If you're reviewing the newest versions of the top-of-the-line spreadsheets, you'll find that the only differences are in the more esoteric features. The intense competition ensures that all the major players have all the major features, especially right now when everyone has a fresh new version out.
Nevertheless, there are some basic differences in how each program provides the basic functions. For example, consider file linking. Lotus 1-2-3 Release 3.1 Plus ($595--for advanced hardware) and SuperCalc 5 are true 3-D spreadsheets. If a standard spreadsheet can be thought of as a sheet of columnar paper with rows and columns, a 3-D spreadsheet is a pad of such pages. You can refer back and forth among the pages, adding up and down the pad and combining data from anywhere in the pad. All the pages are physically in a single file, and you can also link to external files.

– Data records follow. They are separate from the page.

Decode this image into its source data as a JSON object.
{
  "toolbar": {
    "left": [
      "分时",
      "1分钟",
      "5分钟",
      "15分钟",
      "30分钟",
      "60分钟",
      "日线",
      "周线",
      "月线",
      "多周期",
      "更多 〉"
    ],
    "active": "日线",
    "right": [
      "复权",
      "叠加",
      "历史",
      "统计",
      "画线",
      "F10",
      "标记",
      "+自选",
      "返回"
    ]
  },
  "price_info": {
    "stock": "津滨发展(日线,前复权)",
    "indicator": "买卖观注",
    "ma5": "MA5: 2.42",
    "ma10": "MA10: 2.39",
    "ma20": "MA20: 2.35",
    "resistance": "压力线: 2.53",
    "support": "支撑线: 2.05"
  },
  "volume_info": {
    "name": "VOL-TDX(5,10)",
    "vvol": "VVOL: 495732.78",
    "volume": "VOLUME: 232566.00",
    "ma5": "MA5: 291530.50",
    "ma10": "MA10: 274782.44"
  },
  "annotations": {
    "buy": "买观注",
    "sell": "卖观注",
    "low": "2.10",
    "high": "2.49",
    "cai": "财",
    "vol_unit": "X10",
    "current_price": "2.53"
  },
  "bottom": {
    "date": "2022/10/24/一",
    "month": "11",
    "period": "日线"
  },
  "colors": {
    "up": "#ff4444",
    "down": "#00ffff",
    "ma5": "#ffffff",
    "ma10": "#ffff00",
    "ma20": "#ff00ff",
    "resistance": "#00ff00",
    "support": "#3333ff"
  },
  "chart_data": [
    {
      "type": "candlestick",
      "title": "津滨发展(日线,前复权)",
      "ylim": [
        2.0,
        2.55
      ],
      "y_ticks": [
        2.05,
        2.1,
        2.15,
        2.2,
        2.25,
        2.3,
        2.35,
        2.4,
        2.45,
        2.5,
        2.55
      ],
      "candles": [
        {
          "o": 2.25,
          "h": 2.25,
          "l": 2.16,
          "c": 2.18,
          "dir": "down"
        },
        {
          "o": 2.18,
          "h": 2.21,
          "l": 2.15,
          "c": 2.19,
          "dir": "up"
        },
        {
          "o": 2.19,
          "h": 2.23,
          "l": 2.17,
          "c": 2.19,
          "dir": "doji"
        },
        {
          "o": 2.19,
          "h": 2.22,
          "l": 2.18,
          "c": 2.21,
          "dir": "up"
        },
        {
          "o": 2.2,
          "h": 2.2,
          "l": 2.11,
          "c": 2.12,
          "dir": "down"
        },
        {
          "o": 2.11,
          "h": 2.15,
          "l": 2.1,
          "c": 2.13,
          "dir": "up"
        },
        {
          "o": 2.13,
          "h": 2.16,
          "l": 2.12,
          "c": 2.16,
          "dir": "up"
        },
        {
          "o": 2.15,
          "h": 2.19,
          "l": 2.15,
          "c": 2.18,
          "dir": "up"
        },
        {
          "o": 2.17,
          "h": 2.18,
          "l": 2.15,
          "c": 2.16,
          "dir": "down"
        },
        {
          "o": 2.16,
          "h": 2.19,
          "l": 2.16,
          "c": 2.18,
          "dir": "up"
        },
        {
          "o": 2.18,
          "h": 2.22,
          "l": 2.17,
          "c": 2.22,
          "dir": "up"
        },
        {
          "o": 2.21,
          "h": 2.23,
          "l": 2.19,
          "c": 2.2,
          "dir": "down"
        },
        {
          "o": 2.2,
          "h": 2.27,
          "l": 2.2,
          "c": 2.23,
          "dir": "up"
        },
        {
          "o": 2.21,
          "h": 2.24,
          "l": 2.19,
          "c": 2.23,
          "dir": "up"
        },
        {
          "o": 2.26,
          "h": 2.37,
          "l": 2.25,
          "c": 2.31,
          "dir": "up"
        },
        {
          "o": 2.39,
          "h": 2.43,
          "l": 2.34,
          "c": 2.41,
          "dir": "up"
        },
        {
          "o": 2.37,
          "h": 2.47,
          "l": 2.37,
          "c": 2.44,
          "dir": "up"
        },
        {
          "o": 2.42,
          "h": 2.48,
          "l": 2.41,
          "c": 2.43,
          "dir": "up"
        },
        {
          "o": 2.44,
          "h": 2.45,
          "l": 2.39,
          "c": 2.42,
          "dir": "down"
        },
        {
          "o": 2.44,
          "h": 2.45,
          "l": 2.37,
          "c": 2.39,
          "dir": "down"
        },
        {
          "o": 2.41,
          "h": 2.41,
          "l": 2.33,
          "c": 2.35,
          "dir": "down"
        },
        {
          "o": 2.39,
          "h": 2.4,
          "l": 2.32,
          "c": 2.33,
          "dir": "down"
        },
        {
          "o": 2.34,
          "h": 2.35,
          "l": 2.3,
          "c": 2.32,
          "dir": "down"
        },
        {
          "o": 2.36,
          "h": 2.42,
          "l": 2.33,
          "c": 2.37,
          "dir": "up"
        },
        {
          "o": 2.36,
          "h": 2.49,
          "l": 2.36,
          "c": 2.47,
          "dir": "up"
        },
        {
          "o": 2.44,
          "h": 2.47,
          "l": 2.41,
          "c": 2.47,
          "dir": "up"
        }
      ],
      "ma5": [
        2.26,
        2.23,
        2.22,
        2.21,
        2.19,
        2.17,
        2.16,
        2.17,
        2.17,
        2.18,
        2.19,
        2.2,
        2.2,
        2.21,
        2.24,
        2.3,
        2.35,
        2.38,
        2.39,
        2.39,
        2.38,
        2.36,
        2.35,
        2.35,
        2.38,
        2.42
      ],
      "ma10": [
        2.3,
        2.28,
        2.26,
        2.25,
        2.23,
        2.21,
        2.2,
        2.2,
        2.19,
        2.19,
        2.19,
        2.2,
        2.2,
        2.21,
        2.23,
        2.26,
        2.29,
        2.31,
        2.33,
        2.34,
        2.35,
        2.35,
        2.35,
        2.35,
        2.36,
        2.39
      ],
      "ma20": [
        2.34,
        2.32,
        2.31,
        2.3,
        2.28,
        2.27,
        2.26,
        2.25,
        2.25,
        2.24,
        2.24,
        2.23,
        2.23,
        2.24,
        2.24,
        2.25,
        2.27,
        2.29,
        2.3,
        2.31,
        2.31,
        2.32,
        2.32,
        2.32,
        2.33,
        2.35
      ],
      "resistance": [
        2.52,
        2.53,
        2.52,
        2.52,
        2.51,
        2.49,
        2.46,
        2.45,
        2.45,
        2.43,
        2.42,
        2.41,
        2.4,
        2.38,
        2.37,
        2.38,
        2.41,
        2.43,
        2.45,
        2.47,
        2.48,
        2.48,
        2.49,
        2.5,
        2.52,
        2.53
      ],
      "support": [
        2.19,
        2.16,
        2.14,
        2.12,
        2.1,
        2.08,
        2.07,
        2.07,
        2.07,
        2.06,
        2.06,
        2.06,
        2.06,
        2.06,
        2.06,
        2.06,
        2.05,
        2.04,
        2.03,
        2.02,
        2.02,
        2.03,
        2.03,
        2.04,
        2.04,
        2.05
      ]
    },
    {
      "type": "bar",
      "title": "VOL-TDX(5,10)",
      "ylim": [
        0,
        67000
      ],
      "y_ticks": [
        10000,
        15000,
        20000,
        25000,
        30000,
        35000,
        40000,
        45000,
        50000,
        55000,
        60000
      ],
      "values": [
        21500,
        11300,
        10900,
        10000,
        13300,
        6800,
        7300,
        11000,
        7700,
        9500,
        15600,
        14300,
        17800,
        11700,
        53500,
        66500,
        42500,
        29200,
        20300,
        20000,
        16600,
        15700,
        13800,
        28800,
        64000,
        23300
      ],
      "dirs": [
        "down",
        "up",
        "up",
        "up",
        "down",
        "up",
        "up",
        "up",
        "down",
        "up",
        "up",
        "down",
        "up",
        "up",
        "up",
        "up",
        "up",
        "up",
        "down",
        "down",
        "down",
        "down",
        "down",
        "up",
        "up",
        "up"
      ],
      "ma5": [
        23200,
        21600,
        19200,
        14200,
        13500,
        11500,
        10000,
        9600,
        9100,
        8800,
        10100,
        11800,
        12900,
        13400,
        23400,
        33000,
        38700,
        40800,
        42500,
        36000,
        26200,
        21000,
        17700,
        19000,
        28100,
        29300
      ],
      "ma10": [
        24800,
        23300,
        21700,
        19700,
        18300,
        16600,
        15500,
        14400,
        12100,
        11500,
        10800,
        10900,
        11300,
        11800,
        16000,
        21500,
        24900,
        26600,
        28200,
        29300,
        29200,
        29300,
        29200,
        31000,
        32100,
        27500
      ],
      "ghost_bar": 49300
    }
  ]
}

1-2-3 Release 2.3, on the other hand, lets you create hot links to other work sheet files. When you read in the first file, the program pulls in the linked data from the other work sheet file. Excel has similar hot links, but it can also use the Windows data-exchange functions to work with database or word processing data. It can also display many spreadsheet files simultaneously. Quattro Pro also displays multiple sheets, but it isn't a Windows program. (The Windows version will be out soon.)
All spreadsheets now offer font control, boxes, lines, shades, and similar basic graphic control over output. Lotus 1-2-3 accomplishes this with a built-in add-in program called WYSIWYG. When you're ready to add the visual touches to the sheet, you invoke WYSIWYG. (It's also possible to run the program all the time in WYSIWYG mode.)
Excel and 1-2-3 for Windows use their Windows abilities to provide fonts; the fonts that are available to any Windows program also are available to the spreadsheet. The rest of the publishing features are roughly similar to those of 1-2-3 Release 2.3.
Quattro Pro offers the normal spreadsheet publishing abilities, but it goes far beyond them with the help of a full graphics presentation package. You can create graphs and annotate them in great detail. It goes so far as to let you create a full slide show without ever leaving your spreadsheet.
Add-ins are separate programs, usually from third-party developers, that attach themselves to the spreadsheets and essentially become part of it.
Add-ins extend the capabilities of your program. There are a few add-ins for Excel, but most are for 1-2-3 Release 2.x. (The toolkit needed to develop add-ins for Release 3.1 was only recently released. Release 3 add-ins will become available soon.)
Perhaps the most familiar add-in is one of the original ones. Sideways, which allows you to print your spreadsheet sideways across several pages. Others add database functions (@Base, Silverado), provide forms publishing (Forms-to-Go), add spelling checking (Spellin!), display more information on screen (SeeMore), and so on. Some functions originally provided by add-ins have been incorporated into recent versions of 1-2-3.
If you want access to these special functions, you probably want 1-2-3 Release 2.3.
Making the Decision
There's much to consider when choosing a spreadsheet. Hardware limitations and whether you use Windows help define your options. Even if you use a 386 or 486, you may want to avoid the more complex programs if you're not planning to be a heavy user. Many companies still use 1-2-3 Release 2.3 or Release 2 as their standard.
These programs, like word processors, have their own personalities. If you can, try them out for a time on a friend's PC or in a store. Some programs will feel comfortable to you while others will seem unnatural. Since they all offer more than enough features to satisfy most users, the program that's comfortable will probably be the best.